_Your goal_: Determine the number of lines below that contain "JSON". Write nothing but that number.

[Stored records]
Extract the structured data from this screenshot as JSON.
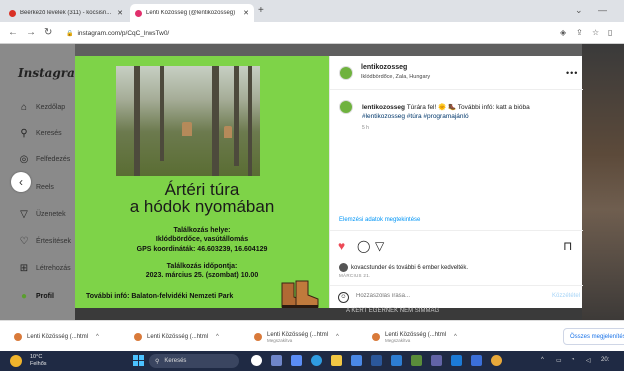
{
  "browser": {
    "tabs": [
      {
        "title": "Beérkező levelek (311) - kocsisn...",
        "close": "✕",
        "color": "#d93025"
      },
      {
        "title": "Lenti Közösség (@lentikozosseg)",
        "close": "✕",
        "color": "#e1306c"
      }
    ],
    "new_tab": "+",
    "url": "instagram.com/p/CqC_lrwsTw0/"
  },
  "instagram": {
    "logo": "Instagram",
    "sidebar": [
      {
        "label": "Kezdőlap",
        "icon": "⌂"
      },
      {
        "label": "Keresés",
        "icon": "⚲"
      },
      {
        "label": "Felfedezés",
        "icon": "◎"
      },
      {
        "label": "Reels",
        "icon": "▶"
      },
      {
        "label": "Üzenetek",
        "icon": "▽"
      },
      {
        "label": "Értesítések",
        "icon": "♡"
      },
      {
        "label": "Létrehozás",
        "icon": "⊞"
      },
      {
        "label": "Profil",
        "icon": "●"
      }
    ]
  },
  "post": {
    "image": {
      "title_line1": "Ártéri túra",
      "title_line2": "a hódok nyomában",
      "meet_label": "Találkozás helye:",
      "meet_place": "Iklódbördőce, vasútállomás",
      "gps": "GPS koordináták: 46.603239, 16.604129",
      "time_label": "Találkozás időpontja:",
      "time_value": "2023. március 25. (szombat) 10.00",
      "more_info": "További infó: Balaton-felvidéki Nemzeti Park"
    },
    "author": "lentikozosseg",
    "location": "Iklódbördőce, Zala, Hungary",
    "caption_text": "Túrára fel! 🌞 🥾 További infó: katt a bióba",
    "hashtags": "#lentikozosseg #túra #programajánló",
    "caption_age": "5 h",
    "insights": "Elemzési adatok megtekintése",
    "likes_text": "kovacstunder és további 6 ember kedvelték.",
    "date": "MÁRCIUS 21.",
    "comment_placeholder": "Hozzászólás írása...",
    "post_button": "Közzététel",
    "background_banner": "A KERT EGERNEK NEM SIMMAG"
  },
  "downloads": [
    {
      "name": "Lenti Közösség (...html",
      "sub": "",
      "chev": "^"
    },
    {
      "name": "Lenti Közösség (...html",
      "sub": "",
      "chev": "^"
    },
    {
      "name": "Lenti Közösség (...html",
      "sub": "Megszakítva",
      "chev": "^"
    },
    {
      "name": "Lenti Közösség (...html",
      "sub": "Megszakítva",
      "chev": "^"
    }
  ],
  "show_all": "Összes megjelenítése",
  "taskbar": {
    "temp": "10°C",
    "weather": "Felhős",
    "search": "Keresés",
    "time": "20:"
  }
}
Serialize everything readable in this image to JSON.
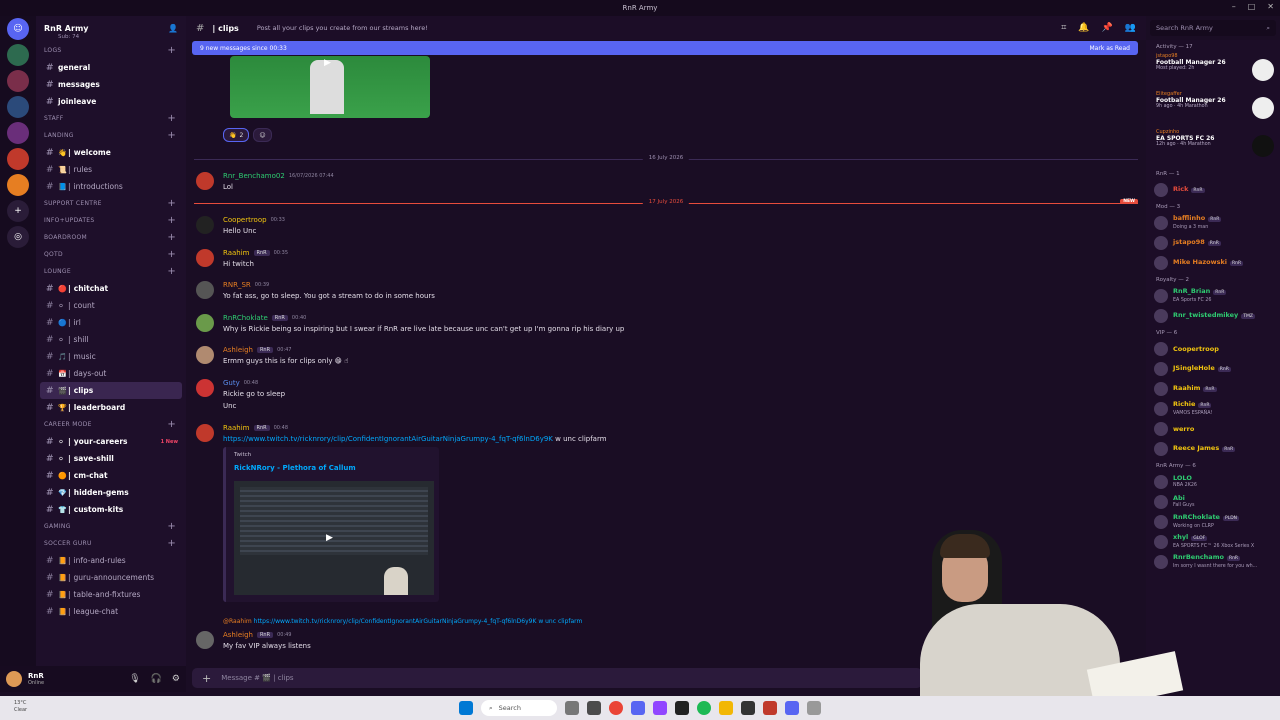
{
  "window": {
    "title": "RnR Army"
  },
  "server": {
    "name": "RnR Army",
    "top_text": "Sub: 74"
  },
  "channel_categories": [
    {
      "key": "logs",
      "label": "LOGS"
    },
    {
      "key": "staff",
      "label": "STAFF"
    },
    {
      "key": "landing",
      "label": "LANDING"
    },
    {
      "key": "support",
      "label": "SUPPORT CENTRE"
    },
    {
      "key": "info",
      "label": "INFO+UPDATES"
    },
    {
      "key": "boardroom",
      "label": "BOARDROOM"
    },
    {
      "key": "qotd",
      "label": "QOTD"
    },
    {
      "key": "lounge",
      "label": "LOUNGE"
    },
    {
      "key": "career",
      "label": "CAREER MODE"
    },
    {
      "key": "gaming",
      "label": "GAMING"
    },
    {
      "key": "soccer",
      "label": "SOCCER GURU"
    }
  ],
  "channels": {
    "logs": [
      "general",
      "messages",
      "joinleave"
    ],
    "landing": [
      "welcome",
      "rules",
      "introductions"
    ],
    "lounge": [
      "chitchat",
      "count",
      "irl",
      "shill",
      "music",
      "days-out",
      "clips",
      "leaderboard"
    ],
    "career": [
      "your-careers",
      "save-shill",
      "cm-chat",
      "hidden-gems",
      "custom-kits"
    ],
    "soccer": [
      "info-and-rules",
      "guru-announcements",
      "table-and-fixtures",
      "league-chat"
    ]
  },
  "career_new_badge": "1 New",
  "user": {
    "name": "RnR",
    "status": "Online"
  },
  "header": {
    "channel": "| clips",
    "topic": "Post all your clips you create from our streams here!"
  },
  "search": {
    "placeholder": "Search RnR Army"
  },
  "newbar": {
    "text": "9 new messages since 00:33",
    "action": "Mark as Read"
  },
  "reaction": {
    "emoji": "👋",
    "count": "2"
  },
  "dividers": {
    "date1": "16 July 2026",
    "date2": "17 July 2026",
    "new_tag": "NEW"
  },
  "messages": [
    {
      "author": "Rnr_Benchamo02",
      "time": "16/07/2026 07:44",
      "color": "#2ecc71",
      "lines": [
        "Lol"
      ]
    },
    {
      "author": "Coopertroop",
      "time": "00:33",
      "color": "#f1c40f",
      "lines": [
        "Hello Unc"
      ]
    },
    {
      "author": "Raahim",
      "badge": "RnR",
      "time": "00:35",
      "color": "#f1c40f",
      "lines": [
        "Hi twitch"
      ]
    },
    {
      "author": "RNR_SR",
      "time": "00:39",
      "color": "#e67e22",
      "lines": [
        "Yo fat ass, go to sleep. You got a stream to do in some hours"
      ]
    },
    {
      "author": "RnRChoklate",
      "badge": "RnR",
      "time": "00:40",
      "color": "#2ecc71",
      "lines": [
        "Why is Rickie being so inspiring but I swear if RnR are live late because unc can't get up I'm gonna rip his diary up"
      ]
    },
    {
      "author": "Ashleigh",
      "badge": "RnR",
      "time": "00:47",
      "color": "#e67e22",
      "lines": [
        "Ermm guys this is for clips only 😁 ☝"
      ]
    },
    {
      "author": "Guty",
      "time": "00:48",
      "color": "#5b8def",
      "lines": [
        "Rickie go to sleep",
        "Unc"
      ]
    },
    {
      "author": "Raahim",
      "badge": "RnR",
      "time": "00:48",
      "color": "#f1c40f",
      "link": "https://www.twitch.tv/ricknrory/clip/ConfidentIgnorantAirGuitarNinjaGrumpy-4_fqT-qf6lnD6y9K",
      "tail": " w unc clipfarm"
    },
    {
      "author": "Ashleigh",
      "badge": "RnR",
      "time": "00:49",
      "color": "#e67e22",
      "lines": [
        "My fav VIP always listens"
      ]
    }
  ],
  "reply_preview": {
    "author": "@Raahim",
    "text": "https://www.twitch.tv/ricknrory/clip/ConfidentIgnorantAirGuitarNinjaGrumpy-4_fqT-qf6lnD6y9K w unc clipfarm"
  },
  "embed": {
    "provider": "Twitch",
    "title": "RickNRory - Plethora of Callum"
  },
  "composer": {
    "placeholder": "Message # 🎬 | clips"
  },
  "members": {
    "activity_header": "Activity — 17",
    "activities": [
      {
        "who": "jstapo98",
        "game": "Football Manager 26",
        "meta": "Most played: 2h"
      },
      {
        "who": "Elitegaffer",
        "game": "Football Manager 26",
        "meta": "9h ago · 4h Marathon"
      },
      {
        "who": "Cupzinho",
        "game": "EA SPORTS FC 26",
        "meta": "12h ago · 4h Marathon"
      }
    ],
    "groups": [
      {
        "title": "RnR — 1",
        "items": [
          {
            "name": "Rick",
            "color": "#e74c3c",
            "badge": "RnR"
          }
        ]
      },
      {
        "title": "Mod — 3",
        "items": [
          {
            "name": "bafflinho",
            "color": "#e67e22",
            "badge": "RnR",
            "status": "Doing a 3 man"
          },
          {
            "name": "jstapo98",
            "color": "#e67e22",
            "badge": "RnR"
          },
          {
            "name": "Mike Hazowski",
            "color": "#e67e22",
            "badge": "RnR"
          }
        ]
      },
      {
        "title": "Royalty — 2",
        "items": [
          {
            "name": "RnR_Brian",
            "color": "#2ecc71",
            "badge": "RnR",
            "status": "EA Sports FC 26"
          },
          {
            "name": "Rnr_twistedmikey",
            "color": "#2ecc71",
            "badge": "TMZ"
          }
        ]
      },
      {
        "title": "VIP — 6",
        "items": [
          {
            "name": "Coopertroop",
            "color": "#f1c40f"
          },
          {
            "name": "JSingleHole",
            "color": "#f1c40f",
            "badge": "RnR"
          },
          {
            "name": "Raahim",
            "color": "#f1c40f",
            "badge": "RnR"
          },
          {
            "name": "Richie",
            "color": "#f1c40f",
            "badge": "RnR",
            "status": "VAMOS ESPAÑA!"
          },
          {
            "name": "werro",
            "color": "#f1c40f"
          },
          {
            "name": "Reece James",
            "color": "#f1c40f",
            "badge": "RnR"
          }
        ]
      },
      {
        "title": "RnR Army — 6",
        "items": [
          {
            "name": "LOLO",
            "color": "#2ecc71",
            "status": "NBA 2K26"
          },
          {
            "name": "Abi",
            "color": "#2ecc71",
            "status": "Fall Guys"
          },
          {
            "name": "RnRChoklate",
            "color": "#2ecc71",
            "badge": "PLDN",
            "status": "Working on CLRP"
          },
          {
            "name": "xhyl",
            "color": "#2ecc71",
            "badge": "GLOF",
            "status": "EA SPORTS FC™ 26 Xbox Series X"
          },
          {
            "name": "RnrBenchamo",
            "color": "#2ecc71",
            "badge": "RnR",
            "status": "Im sorry I wasnt there for you wh..."
          }
        ]
      }
    ]
  },
  "taskbar": {
    "search": "Search",
    "weather_temp": "13°C",
    "weather_desc": "Clear"
  },
  "colors": {
    "accent": "#5865f2",
    "link": "#00a8fc",
    "new_red": "#e74c3c"
  }
}
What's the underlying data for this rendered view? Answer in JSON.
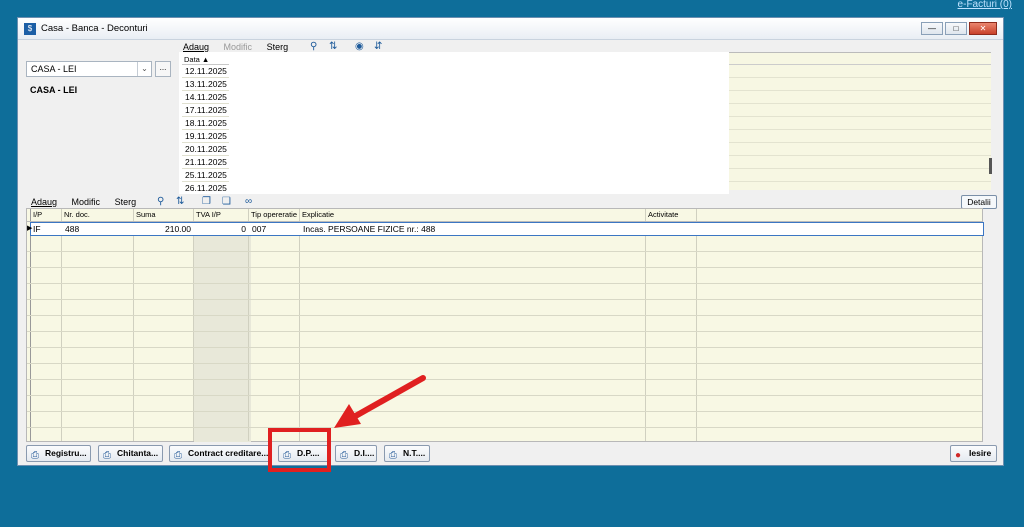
{
  "efacturi": "e-Facturi (0)",
  "window": {
    "title": "Casa - Banca - Deconturi",
    "minimize": "—",
    "maximize": "□",
    "close": "✕"
  },
  "top_toolbar": {
    "add": "Adaug",
    "modify": "Modific",
    "delete": "Sterg"
  },
  "account": {
    "selected": "CASA - LEI",
    "label": "CASA - LEI",
    "ellipsis": "..."
  },
  "dates": {
    "header": "Data ▲",
    "items": [
      "12.11.2025",
      "13.11.2025",
      "14.11.2025",
      "17.11.2025",
      "18.11.2025",
      "19.11.2025",
      "20.11.2025",
      "21.11.2025",
      "25.11.2025",
      "26.11.2025"
    ]
  },
  "lower_toolbar": {
    "add": "Adaug",
    "modify": "Modific",
    "delete": "Sterg",
    "details": "Detalii"
  },
  "grid": {
    "columns": [
      "I/P",
      "Nr. doc.",
      "Suma",
      "TVA I/P",
      "Tip opereratie",
      "Explicatie",
      "Activitate"
    ],
    "rows": [
      {
        "ip": "IF",
        "nr_doc": "488",
        "suma": "210.00",
        "tva": "0",
        "tip": "007",
        "explicatie": "Incas. PERSOANE FIZICE nr.: 488",
        "activitate": ""
      }
    ]
  },
  "bottom_buttons": {
    "registru": "Registru...",
    "chitanta": "Chitanta...",
    "contract": "Contract creditare...",
    "dp": "D.P....",
    "di": "D.I....",
    "nt": "N.T....",
    "iesire": "Iesire"
  },
  "colors": {
    "background": "#0e6e9a",
    "highlight": "#e02020"
  }
}
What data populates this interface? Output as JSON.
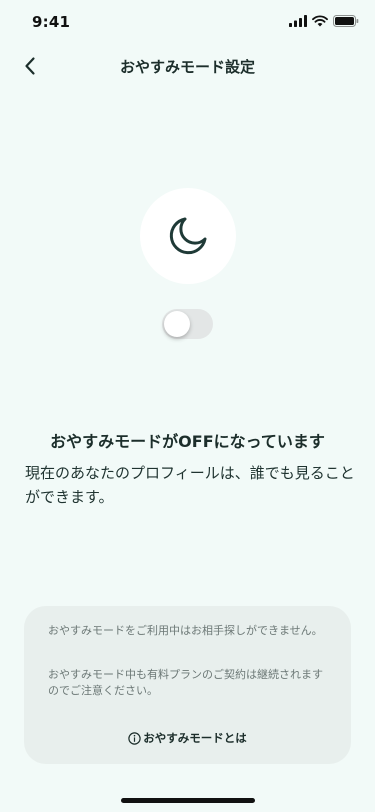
{
  "status_bar": {
    "time": "9:41",
    "signal_icon": "cellular-signal-icon",
    "wifi_icon": "wifi-icon",
    "battery_icon": "battery-icon"
  },
  "nav": {
    "back_icon": "chevron-left-icon",
    "title": "おやすみモード設定"
  },
  "hero": {
    "icon": "moon-icon",
    "toggle_state": "off"
  },
  "main": {
    "headline": "おやすみモードがOFFになっています",
    "description": "現在のあなたのプロフィールは、誰でも見ることができます。"
  },
  "info_card": {
    "note_1": "おやすみモードをご利用中はお相手探しができません。",
    "note_2": "おやすみモード中も有料プランのご契約は継続されますのでご注意ください。",
    "link_icon": "info-circle-icon",
    "link_label": "おやすみモードとは"
  },
  "colors": {
    "background": "#f2faf8",
    "card": "#e8efed",
    "text_primary": "#1c2e2b",
    "text_muted": "#6c7876",
    "toggle_off": "#e3e6e6"
  }
}
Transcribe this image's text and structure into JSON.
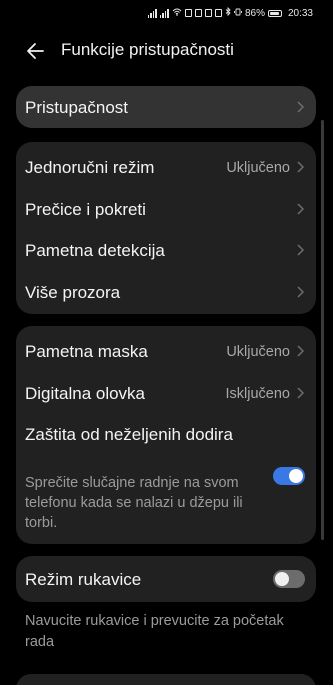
{
  "status_bar": {
    "battery_percent": "86%",
    "time": "20:33"
  },
  "header": {
    "title": "Funkcije pristupačnosti",
    "back_icon": "arrow-left-icon"
  },
  "cards": {
    "accessibility": {
      "label": "Pristupačnost"
    },
    "group1": {
      "one_hand": {
        "label": "Jednoručni režim",
        "value": "Uključeno"
      },
      "shortcuts": {
        "label": "Prečice i pokreti"
      },
      "smart_detect": {
        "label": "Pametna detekcija"
      },
      "multi_window": {
        "label": "Više prozora"
      }
    },
    "group2": {
      "smart_mask": {
        "label": "Pametna maska",
        "value": "Uključeno"
      },
      "digital_pen": {
        "label": "Digitalna olovka",
        "value": "Isključeno"
      },
      "accidental_touch": {
        "label": "Zaštita od neželjenih dodira",
        "description": "Sprečite slučajne radnje na svom telefonu kada se nalazi u džepu ili torbi.",
        "enabled": true
      }
    },
    "glove_mode": {
      "label": "Režim rukavice",
      "enabled": false,
      "description": "Navucite rukavice i prevucite za početak rada"
    }
  },
  "colors": {
    "background": "#000000",
    "card": "#212121",
    "accent": "#3a78e6"
  }
}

_Solution below_: 5